The list is endless. The limits on a woman’s autonomy have also reinforced a man’s alleged natural sexual instinct. Women are often discouraged, forbidden to go out at night or dress the way they want to because it is believed this will cause men to commit sexual offences against them. In addition, rape is often considered to bring dishonour not to the rapist but to the survivor and her family. Society in this way does not condemn the perpetrator but the victim, blaming her for what she should have or should not have done to prevent sexual violence from being committed against her. Surely, if men have supposedly natural sexual instincts and are committing sexual violence as a result, are they not the ones who should be kept inside instead of women?
- Her body, My property
As mentioned above, women were once considered to belong to their fathers until this responsibility was passed onto her husband. This disillusioned concept advocating for the ownership and control of women, as well as their sexuality, still prevails today under diverse paradigms. For instance, girls or young women are married off at an early age because controlling their sexuality and safeguarding their virginity are seen as ways to protect their family’s honour. Furthermore, the doctrine of Sir William Blackstone, which allowed a husband to “correct” his wife whenever he subjectively thought she was misbehaving, still stands firm today but is translated differently. In various parts of the world, honour killings are carried out in cases where women have sexual intercourse with men outside of the institution of marriage, have a boyfriend, commit adultery, are raped or choose a partner which her family disapproves of (an estimated 1000 honour crimes are reported in Pakistan each year). As such, a woman’s body and sexuality are considered not hers but owned by the men in her family in the name of honour, such that if she behaves in a manner which compromises that ownership over her, they are entitled to “punish” her. Moreover, this culture of victim blaming as outlined above encourages the notion that rape brings dishonour not to the rapist but to the survivor’s family. This in turn sheds light upon this misconception that a woman’s body is the property and honour of her family’s, instead of hers. In this way, her sexuality belongs to everybody else but her, and compromising them brings shame to everyone else, but her.

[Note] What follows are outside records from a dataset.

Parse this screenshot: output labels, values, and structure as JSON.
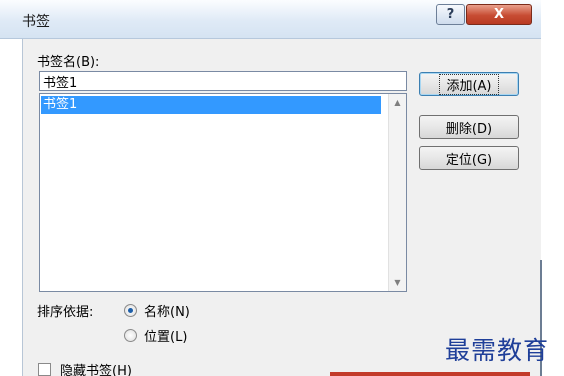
{
  "window": {
    "title": "书签",
    "help_label": "?",
    "close_label": "X"
  },
  "form": {
    "name_label": "书签名(B):",
    "name_value": "书签1",
    "list_items": [
      "书签1"
    ],
    "sort_label": "排序依据:",
    "sort_options": [
      {
        "label": "名称(N)",
        "checked": true
      },
      {
        "label": "位置(L)",
        "checked": false
      }
    ],
    "hidden_label": "隐藏书签(H)",
    "hidden_checked": false
  },
  "buttons": {
    "add": "添加(A)",
    "delete": "删除(D)",
    "goto": "定位(G)"
  },
  "watermark": "最需教育",
  "colors": {
    "selection": "#3399ff",
    "close_button": "#c74c33"
  }
}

The control over a woman’s body and sexuality has also been codified in several laws. While sex is considered a man’s sexual instinct, the discussion over what it means for a woman stops at procreation. Clearly, there is no such thing as female desire/lust/pleasure. As a result, many countries still outlaw abortion, viewing procreation and a woman’s role as a mother a natural process which cannot be tainted by a woman’s will to decide otherwise. Governments across several countries today, which are mostly comprised of men, still adjudicate and make decisions over women’s bodies and what they can and cannot do with them. The concept that sex is an avenue for men to have offspring and women to honour their role as homemakers is mirrored in the fact that some countries still have not abolished the ban on abortion.
As far as marital rape is concerned, despite its criminalisation in some parts of the world, a husband’s ownership of his wife is still prevalent in today’s era in various countries, resulting in the implementation of legislation, or the lack thereof, to protect the sexual immunity of husbands. In other words, her body but still his property.
To be continued…